==== Materials provided

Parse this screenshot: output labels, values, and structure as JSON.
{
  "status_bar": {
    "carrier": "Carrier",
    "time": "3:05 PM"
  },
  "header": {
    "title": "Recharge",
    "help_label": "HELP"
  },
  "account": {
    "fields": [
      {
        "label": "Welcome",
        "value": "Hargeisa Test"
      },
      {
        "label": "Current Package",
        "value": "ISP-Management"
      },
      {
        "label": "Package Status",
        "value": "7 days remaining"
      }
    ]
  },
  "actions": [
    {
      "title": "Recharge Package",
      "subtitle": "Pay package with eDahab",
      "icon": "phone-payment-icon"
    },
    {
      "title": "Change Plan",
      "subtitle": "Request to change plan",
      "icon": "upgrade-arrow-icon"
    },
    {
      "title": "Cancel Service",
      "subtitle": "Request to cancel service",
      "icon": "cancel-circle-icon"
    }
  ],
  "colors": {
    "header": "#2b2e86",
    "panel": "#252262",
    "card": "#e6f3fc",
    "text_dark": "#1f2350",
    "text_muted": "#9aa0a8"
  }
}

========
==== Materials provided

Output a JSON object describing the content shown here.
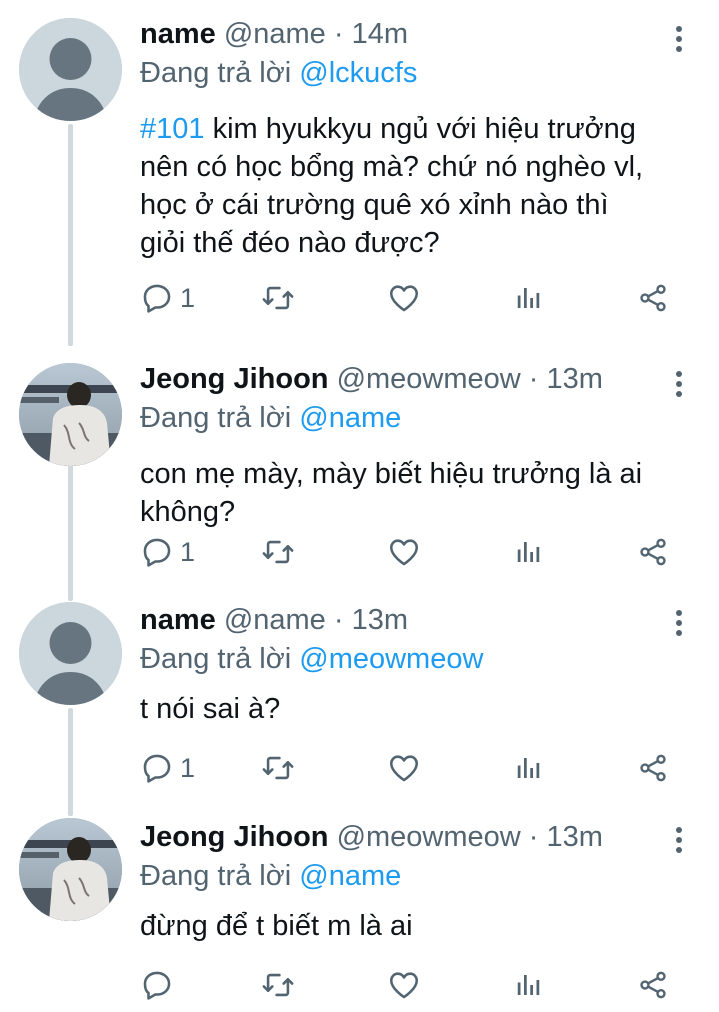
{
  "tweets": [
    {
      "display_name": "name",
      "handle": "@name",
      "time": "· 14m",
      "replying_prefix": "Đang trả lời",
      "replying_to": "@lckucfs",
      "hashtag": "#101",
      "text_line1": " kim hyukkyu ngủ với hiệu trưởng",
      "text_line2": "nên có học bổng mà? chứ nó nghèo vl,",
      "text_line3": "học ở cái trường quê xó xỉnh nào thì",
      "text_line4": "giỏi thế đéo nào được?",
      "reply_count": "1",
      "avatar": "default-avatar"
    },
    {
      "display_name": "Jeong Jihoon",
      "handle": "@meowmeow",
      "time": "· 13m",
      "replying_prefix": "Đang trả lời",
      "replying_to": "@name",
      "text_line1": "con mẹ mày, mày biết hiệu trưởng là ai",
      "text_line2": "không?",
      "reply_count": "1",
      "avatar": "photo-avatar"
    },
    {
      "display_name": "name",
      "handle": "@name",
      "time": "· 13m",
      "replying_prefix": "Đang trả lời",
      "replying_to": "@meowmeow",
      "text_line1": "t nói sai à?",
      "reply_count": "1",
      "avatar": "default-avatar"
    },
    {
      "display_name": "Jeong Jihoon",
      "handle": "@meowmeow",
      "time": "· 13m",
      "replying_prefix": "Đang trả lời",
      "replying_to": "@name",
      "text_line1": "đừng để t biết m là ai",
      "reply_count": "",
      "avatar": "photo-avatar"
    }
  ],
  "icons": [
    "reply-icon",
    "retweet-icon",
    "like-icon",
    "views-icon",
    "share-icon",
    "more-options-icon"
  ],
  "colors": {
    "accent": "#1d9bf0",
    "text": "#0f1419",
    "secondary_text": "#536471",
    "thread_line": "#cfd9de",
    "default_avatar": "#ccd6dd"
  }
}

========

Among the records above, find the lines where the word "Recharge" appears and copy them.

Problem solution =>
    "title": "Recharge",
      "title": "Recharge Package",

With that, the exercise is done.